Judicial District of Middlesex


      Foreclosure; Whether the Trial Court had the Equitable Authority to Grant a Successful Bidder's Motion to Open a Judgment of Foreclosure by Sale After Title to the Subject Property had Vested in the Successful Bidder.  The plaintiff initiated this mortgage foreclosure action in 2008.  The trial court found that there was substantial equity in the subject property, and, consequently, it rendered a judgment of foreclosure by sale rather than a judgment of strict foreclosure.  Robert Olsen was the successful bidder at the auction sale, and title to the property was subsequently transferred to him.  Thereafter, Olsen was unable to gain access to the property because IndyMac Federal Bank, FSB (IndyMac), had taken possession of the property as a result of a separate foreclosure judgment that IndyMac had obtained in connection with a mortgage that it held on the property that was prior in right to the plaintiff's mortgage.  Olsen subsequently filed a motion to open the judgment of foreclosure by sale in the present action, requesting that he be reimbursed for the money that he had paid to purchase the property.  The trial court granted the motion, finding that Olsen was not made aware of IndyMac's mortgage prior to his purchase of the property due to a "series of cascading mistakes," which included the failure to notify bidders of the IndyMac mortgage and the failure to identify the mortgage in the bond for deed.  On appeal, the plaintiff argued that the trial court lacked jurisdiction to open the judgment of foreclosure by sale.  The Appellate Court (131 Conn.
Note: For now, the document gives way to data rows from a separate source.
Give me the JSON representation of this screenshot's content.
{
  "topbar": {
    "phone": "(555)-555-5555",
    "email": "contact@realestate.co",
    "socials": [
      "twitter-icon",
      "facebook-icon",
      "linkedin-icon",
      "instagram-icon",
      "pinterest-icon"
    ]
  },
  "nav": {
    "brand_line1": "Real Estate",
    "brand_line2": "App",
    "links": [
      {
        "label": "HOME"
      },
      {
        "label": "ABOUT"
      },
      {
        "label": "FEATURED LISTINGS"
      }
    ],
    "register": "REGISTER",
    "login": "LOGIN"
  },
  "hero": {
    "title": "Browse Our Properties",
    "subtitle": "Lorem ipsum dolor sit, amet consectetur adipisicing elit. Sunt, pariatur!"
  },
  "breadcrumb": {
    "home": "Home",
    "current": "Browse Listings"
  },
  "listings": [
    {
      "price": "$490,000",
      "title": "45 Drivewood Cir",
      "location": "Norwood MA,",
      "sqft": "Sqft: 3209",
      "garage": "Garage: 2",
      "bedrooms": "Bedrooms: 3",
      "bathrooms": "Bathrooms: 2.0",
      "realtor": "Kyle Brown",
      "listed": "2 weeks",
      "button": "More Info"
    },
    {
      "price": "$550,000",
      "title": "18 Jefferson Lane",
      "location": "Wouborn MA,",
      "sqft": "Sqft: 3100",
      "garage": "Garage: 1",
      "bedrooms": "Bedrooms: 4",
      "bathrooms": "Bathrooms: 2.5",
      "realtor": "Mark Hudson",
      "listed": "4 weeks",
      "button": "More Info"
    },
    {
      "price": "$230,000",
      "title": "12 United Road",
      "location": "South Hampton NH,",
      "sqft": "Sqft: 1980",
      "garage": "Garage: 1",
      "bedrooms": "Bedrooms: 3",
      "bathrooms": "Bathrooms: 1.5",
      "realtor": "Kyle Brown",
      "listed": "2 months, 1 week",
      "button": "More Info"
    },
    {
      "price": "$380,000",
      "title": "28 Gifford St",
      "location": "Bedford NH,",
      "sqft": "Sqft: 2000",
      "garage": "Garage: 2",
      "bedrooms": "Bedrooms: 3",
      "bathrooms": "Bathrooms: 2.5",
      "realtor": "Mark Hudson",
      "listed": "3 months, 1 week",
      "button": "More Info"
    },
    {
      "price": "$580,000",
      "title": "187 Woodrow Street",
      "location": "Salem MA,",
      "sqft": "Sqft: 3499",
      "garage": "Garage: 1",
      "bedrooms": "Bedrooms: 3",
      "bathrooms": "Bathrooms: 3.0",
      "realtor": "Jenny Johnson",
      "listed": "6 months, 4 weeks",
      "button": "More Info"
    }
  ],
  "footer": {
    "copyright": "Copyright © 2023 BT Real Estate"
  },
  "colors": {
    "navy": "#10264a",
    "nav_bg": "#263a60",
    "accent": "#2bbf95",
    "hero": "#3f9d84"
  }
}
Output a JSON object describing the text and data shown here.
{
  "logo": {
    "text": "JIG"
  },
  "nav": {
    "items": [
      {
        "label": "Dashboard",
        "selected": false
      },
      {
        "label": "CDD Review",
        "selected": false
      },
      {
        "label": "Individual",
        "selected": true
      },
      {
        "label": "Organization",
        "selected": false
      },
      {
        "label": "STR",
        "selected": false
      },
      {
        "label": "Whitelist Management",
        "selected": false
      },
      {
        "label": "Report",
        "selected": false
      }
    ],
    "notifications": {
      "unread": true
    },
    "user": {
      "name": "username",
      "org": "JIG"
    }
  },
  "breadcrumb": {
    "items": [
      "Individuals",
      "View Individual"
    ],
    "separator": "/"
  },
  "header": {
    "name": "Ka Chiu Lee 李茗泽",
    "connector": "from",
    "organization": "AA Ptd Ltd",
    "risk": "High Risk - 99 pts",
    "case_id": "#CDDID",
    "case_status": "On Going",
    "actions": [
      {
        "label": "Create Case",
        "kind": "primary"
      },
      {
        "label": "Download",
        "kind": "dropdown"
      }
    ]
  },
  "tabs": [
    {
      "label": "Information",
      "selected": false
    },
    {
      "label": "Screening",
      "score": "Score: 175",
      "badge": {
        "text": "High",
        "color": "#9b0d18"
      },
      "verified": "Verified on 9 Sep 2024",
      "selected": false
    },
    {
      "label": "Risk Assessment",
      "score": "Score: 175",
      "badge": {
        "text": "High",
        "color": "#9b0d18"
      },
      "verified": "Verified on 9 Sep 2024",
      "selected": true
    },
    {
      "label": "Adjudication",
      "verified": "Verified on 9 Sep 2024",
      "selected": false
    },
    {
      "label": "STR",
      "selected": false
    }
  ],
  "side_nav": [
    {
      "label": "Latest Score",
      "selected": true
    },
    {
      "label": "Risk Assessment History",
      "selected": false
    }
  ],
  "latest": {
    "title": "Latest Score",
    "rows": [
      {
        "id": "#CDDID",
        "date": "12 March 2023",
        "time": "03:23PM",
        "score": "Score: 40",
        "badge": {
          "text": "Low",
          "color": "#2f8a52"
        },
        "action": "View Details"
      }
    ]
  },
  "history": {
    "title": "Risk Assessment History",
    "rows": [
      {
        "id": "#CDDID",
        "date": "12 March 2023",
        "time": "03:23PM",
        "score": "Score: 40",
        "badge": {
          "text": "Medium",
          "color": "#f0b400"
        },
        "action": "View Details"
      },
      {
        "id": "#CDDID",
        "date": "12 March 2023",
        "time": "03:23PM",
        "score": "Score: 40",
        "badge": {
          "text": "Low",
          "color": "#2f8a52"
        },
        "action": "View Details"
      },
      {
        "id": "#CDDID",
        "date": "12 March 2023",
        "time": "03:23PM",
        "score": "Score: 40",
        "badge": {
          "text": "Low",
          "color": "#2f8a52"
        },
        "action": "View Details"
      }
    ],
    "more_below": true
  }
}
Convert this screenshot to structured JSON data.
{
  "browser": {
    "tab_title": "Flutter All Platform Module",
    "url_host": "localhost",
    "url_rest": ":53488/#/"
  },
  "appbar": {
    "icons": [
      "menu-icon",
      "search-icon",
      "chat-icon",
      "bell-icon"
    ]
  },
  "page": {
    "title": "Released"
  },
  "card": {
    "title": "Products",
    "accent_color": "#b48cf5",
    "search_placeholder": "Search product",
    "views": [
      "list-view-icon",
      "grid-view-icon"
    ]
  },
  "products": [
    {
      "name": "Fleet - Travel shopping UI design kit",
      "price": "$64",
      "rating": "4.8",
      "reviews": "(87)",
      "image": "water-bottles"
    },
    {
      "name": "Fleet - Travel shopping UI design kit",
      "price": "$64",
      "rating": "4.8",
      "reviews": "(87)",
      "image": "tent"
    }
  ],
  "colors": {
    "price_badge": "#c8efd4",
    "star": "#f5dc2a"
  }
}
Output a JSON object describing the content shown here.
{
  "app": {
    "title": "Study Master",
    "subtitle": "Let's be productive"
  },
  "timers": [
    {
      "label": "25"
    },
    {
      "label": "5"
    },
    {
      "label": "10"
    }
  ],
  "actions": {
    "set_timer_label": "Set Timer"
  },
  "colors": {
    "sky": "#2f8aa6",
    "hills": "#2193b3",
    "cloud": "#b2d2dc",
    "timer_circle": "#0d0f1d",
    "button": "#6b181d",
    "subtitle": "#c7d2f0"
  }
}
App. 653) concluded that the trial court lacked the authority to open the judgment because title had already vested in Olsen.  It reasoned that, once title to a property vests in the purchaser, the property itself is placed beyond the power of the court, and the proceeds from the sale take the place of the property.  While acknowledging that a trial court has broad equitable powers in foreclosure actions, the court determined that such powers do not permit a court to undo a foreclosure sale after title to the property has vested in the purchaser even where, as here, the purchaser buys the property without full knowledge of the status of the title.  It is the purchaser's obligation, the court opined, to conduct an independent investigation to determine the true status of the title to the property.  The court added that, although the judgment of foreclosure by sale had been rendered on the basis of the trial court's mistaken belief that there was sufficient equity in the property, a judicial error is not an appropriate basis to open a judgment where title has already vested in the purchaser.  In this appeal, the Supreme Court will decide whether the trial court lacked the equitable authority to open the judgment of foreclosure by sale.